Data under study:
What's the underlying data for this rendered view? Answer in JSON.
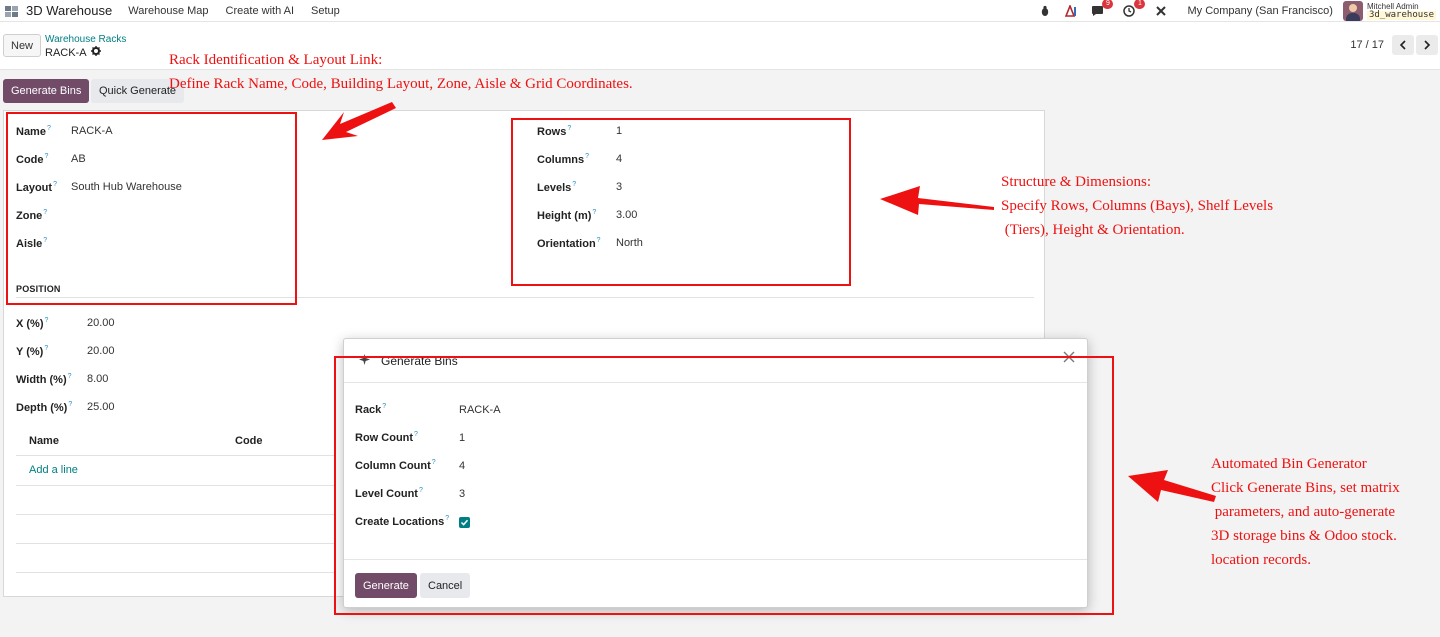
{
  "navbar": {
    "app_name": "3D Warehouse",
    "menus": [
      "Warehouse Map",
      "Create with AI",
      "Setup"
    ],
    "chat_badge": "9",
    "activity_badge": "1",
    "company": "My Company (San Francisco)",
    "user_name": "Mitchell Admin",
    "database": "3d_warehouse"
  },
  "control_panel": {
    "new_label": "New",
    "breadcrumb_parent": "Warehouse Racks",
    "record_title": "RACK-A",
    "pager": "17 / 17"
  },
  "statusbar": {
    "generate_bins_label": "Generate Bins",
    "quick_generate_label": "Quick Generate"
  },
  "form": {
    "left": {
      "name": {
        "label": "Name",
        "value": "RACK-A"
      },
      "code": {
        "label": "Code",
        "value": "AB"
      },
      "layout": {
        "label": "Layout",
        "value": "South Hub Warehouse"
      },
      "zone": {
        "label": "Zone",
        "value": ""
      },
      "aisle": {
        "label": "Aisle",
        "value": ""
      }
    },
    "right": {
      "rows": {
        "label": "Rows",
        "value": "1"
      },
      "columns": {
        "label": "Columns",
        "value": "4"
      },
      "levels": {
        "label": "Levels",
        "value": "3"
      },
      "height": {
        "label": "Height (m)",
        "value": "3.00"
      },
      "orientation": {
        "label": "Orientation",
        "value": "North"
      }
    },
    "position_title": "POSITION",
    "position": {
      "x": {
        "label": "X (%)",
        "value": "20.00"
      },
      "y": {
        "label": "Y (%)",
        "value": "20.00"
      },
      "width": {
        "label": "Width (%)",
        "value": "8.00"
      },
      "depth": {
        "label": "Depth (%)",
        "value": "25.00"
      }
    },
    "table": {
      "columns": [
        "Name",
        "Code"
      ],
      "add_line": "Add a line"
    },
    "help_mark": "?"
  },
  "dialog": {
    "title": "Generate Bins",
    "fields": {
      "rack": {
        "label": "Rack",
        "value": "RACK-A"
      },
      "row_count": {
        "label": "Row Count",
        "value": "1"
      },
      "column_count": {
        "label": "Column Count",
        "value": "4"
      },
      "level_count": {
        "label": "Level Count",
        "value": "3"
      },
      "create_locations": {
        "label": "Create Locations",
        "checked": true
      }
    },
    "generate_label": "Generate",
    "cancel_label": "Cancel"
  },
  "annotations": {
    "rack_id": {
      "line1": "Rack Identification & Layout Link:",
      "line2": "Define Rack Name, Code, Building Layout, Zone, Aisle & Grid Coordinates."
    },
    "structure": {
      "line1": "Structure & Dimensions:",
      "line2": "Specify Rows, Columns (Bays), Shelf Levels",
      "line3": " (Tiers), Height & Orientation."
    },
    "bin_generator": {
      "line1": "Automated Bin Generator",
      "line2": "Click Generate Bins, set matrix",
      "line3": " parameters, and auto-generate",
      "line4": "3D storage bins & Odoo stock.",
      "line5": "location records."
    },
    "color": "#ee1111"
  },
  "colors": {
    "primary": "#714b67",
    "link": "#017e84",
    "badge": "#d9363e"
  }
}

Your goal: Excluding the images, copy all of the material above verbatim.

Finished exercise:
What's the underlying data for this rendered view? Answer in JSON.
{
  "navbar": {
    "app_name": "3D Warehouse",
    "menus": [
      "Warehouse Map",
      "Create with AI",
      "Setup"
    ],
    "chat_badge": "9",
    "activity_badge": "1",
    "company": "My Company (San Francisco)",
    "user_name": "Mitchell Admin",
    "database": "3d_warehouse"
  },
  "control_panel": {
    "new_label": "New",
    "breadcrumb_parent": "Warehouse Racks",
    "record_title": "RACK-A",
    "pager": "17 / 17"
  },
  "statusbar": {
    "generate_bins_label": "Generate Bins",
    "quick_generate_label": "Quick Generate"
  },
  "form": {
    "left": {
      "name": {
        "label": "Name",
        "value": "RACK-A"
      },
      "code": {
        "label": "Code",
        "value": "AB"
      },
      "layout": {
        "label": "Layout",
        "value": "South Hub Warehouse"
      },
      "zone": {
        "label": "Zone",
        "value": ""
      },
      "aisle": {
        "label": "Aisle",
        "value": ""
      }
    },
    "right": {
      "rows": {
        "label": "Rows",
        "value": "1"
      },
      "columns": {
        "label": "Columns",
        "value": "4"
      },
      "levels": {
        "label": "Levels",
        "value": "3"
      },
      "height": {
        "label": "Height (m)",
        "value": "3.00"
      },
      "orientation": {
        "label": "Orientation",
        "value": "North"
      }
    },
    "position_title": "POSITION",
    "position": {
      "x": {
        "label": "X (%)",
        "value": "20.00"
      },
      "y": {
        "label": "Y (%)",
        "value": "20.00"
      },
      "width": {
        "label": "Width (%)",
        "value": "8.00"
      },
      "depth": {
        "label": "Depth (%)",
        "value": "25.00"
      }
    },
    "table": {
      "columns": [
        "Name",
        "Code"
      ],
      "add_line": "Add a line"
    },
    "help_mark": "?"
  },
  "dialog": {
    "title": "Generate Bins",
    "fields": {
      "rack": {
        "label": "Rack",
        "value": "RACK-A"
      },
      "row_count": {
        "label": "Row Count",
        "value": "1"
      },
      "column_count": {
        "label": "Column Count",
        "value": "4"
      },
      "level_count": {
        "label": "Level Count",
        "value": "3"
      },
      "create_locations": {
        "label": "Create Locations",
        "checked": true
      }
    },
    "generate_label": "Generate",
    "cancel_label": "Cancel"
  },
  "annotations": {
    "rack_id": {
      "line1": "Rack Identification & Layout Link:",
      "line2": "Define Rack Name, Code, Building Layout, Zone, Aisle & Grid Coordinates."
    },
    "structure": {
      "line1": "Structure & Dimensions:",
      "line2": "Specify Rows, Columns (Bays), Shelf Levels",
      "line3": " (Tiers), Height & Orientation."
    },
    "bin_generator": {
      "line1": "Automated Bin Generator",
      "line2": "Click Generate Bins, set matrix",
      "line3": " parameters, and auto-generate",
      "line4": "3D storage bins & Odoo stock.",
      "line5": "location records."
    },
    "color": "#ee1111"
  },
  "colors": {
    "primary": "#714b67",
    "link": "#017e84",
    "badge": "#d9363e"
  }
}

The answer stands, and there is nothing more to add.